Asia Minute: The Politics of Korean Olympic Ice Time
The Winter Olympics get underway in two weeks in South Korea. A North Korean delegation will be coming—from athletes and cheerleaders to government officials. But one of the biggest challenges is facing a dual citizen of the United States and Canada.

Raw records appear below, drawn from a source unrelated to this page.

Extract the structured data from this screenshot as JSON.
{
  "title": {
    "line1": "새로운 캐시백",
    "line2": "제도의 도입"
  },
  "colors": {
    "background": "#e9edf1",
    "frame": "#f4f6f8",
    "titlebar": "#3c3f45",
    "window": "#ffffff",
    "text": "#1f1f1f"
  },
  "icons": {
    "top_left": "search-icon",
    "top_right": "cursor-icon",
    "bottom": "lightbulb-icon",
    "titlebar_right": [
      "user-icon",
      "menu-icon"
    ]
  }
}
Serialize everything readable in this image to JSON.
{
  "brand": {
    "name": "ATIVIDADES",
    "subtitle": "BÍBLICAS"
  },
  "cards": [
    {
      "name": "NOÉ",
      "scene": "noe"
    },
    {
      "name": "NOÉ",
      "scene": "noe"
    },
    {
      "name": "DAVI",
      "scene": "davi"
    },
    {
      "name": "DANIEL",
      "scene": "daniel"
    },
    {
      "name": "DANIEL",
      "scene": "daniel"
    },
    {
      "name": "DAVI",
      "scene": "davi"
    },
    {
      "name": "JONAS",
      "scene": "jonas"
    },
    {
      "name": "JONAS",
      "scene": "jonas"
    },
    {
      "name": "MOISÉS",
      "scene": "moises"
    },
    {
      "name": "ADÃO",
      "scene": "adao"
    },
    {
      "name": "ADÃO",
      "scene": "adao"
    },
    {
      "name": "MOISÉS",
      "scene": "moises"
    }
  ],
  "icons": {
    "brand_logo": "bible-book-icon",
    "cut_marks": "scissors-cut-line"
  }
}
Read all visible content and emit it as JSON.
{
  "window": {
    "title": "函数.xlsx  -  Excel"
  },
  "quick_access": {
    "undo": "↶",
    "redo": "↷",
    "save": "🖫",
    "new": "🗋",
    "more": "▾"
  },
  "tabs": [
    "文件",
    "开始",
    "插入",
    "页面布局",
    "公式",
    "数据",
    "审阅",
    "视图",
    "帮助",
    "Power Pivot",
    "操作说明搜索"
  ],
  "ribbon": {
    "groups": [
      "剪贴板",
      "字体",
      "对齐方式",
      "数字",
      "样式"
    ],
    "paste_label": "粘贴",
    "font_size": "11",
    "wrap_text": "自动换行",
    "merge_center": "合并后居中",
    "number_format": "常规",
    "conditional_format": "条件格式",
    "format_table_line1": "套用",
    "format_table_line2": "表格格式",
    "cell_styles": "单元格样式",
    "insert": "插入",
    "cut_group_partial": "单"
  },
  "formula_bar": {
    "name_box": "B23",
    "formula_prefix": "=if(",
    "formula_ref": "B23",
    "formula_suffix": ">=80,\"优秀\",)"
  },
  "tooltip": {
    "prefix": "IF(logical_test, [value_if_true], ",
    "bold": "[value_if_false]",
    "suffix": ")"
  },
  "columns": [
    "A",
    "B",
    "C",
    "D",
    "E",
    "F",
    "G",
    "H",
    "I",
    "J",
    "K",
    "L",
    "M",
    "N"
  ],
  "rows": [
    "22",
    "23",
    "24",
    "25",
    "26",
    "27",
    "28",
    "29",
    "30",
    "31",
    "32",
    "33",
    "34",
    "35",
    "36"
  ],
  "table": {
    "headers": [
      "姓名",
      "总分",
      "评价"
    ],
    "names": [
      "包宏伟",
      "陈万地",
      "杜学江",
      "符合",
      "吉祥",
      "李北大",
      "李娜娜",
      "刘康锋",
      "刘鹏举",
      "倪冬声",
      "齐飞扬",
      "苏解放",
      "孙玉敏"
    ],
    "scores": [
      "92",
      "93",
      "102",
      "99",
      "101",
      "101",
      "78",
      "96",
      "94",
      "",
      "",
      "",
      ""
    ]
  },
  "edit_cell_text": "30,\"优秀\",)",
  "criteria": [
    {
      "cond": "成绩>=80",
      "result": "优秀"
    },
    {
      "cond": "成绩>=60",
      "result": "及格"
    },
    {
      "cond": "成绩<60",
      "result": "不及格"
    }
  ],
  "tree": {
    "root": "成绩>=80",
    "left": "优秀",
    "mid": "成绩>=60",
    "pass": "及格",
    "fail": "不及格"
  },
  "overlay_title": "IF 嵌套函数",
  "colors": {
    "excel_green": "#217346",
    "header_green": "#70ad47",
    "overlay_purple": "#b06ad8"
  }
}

HPR’s Bill Dorman has more in today’s Asia Minute.
Sarah Murray knows about competition.
Her father was the head coach of two National Hockey League teams and a key part of Team Canada, and she played in college for the University of Minnesota at Duluth.
Since 2014 she’s been the coach of South Korea’s women’s ice hockey team.
Shortly after she was hired, she told the Calgary Herald “we’re very early in the building stages.”
For the last couple of weeks, she’s been in the re-building stages—because she now has to integrate a dozen North Korean players into her existing team of 23.
What could sound like a diplomatic dream is frankly kind of a coaching nightmare.
This week she told the Joong Ang Daily that “it’s exciting to be a part of something that’s so historic…but at the same time, it’s mixed feelings, because….we don’t get to play our full roster.”
The North Korean players crossed the border Thursday to start practicing.
Here’s some hockey math: the original team was 23 players, the new total is 35, but only 22 players can dress for each game…including at least three North Koreans.
Coach Murray is still putting competition above symbolism—saying “We’re not going to make a line just to make a line of North Korean players just so they can get ice time. We’re going to put in players that are going to be successful and we’re going to play to win with the roster we have.”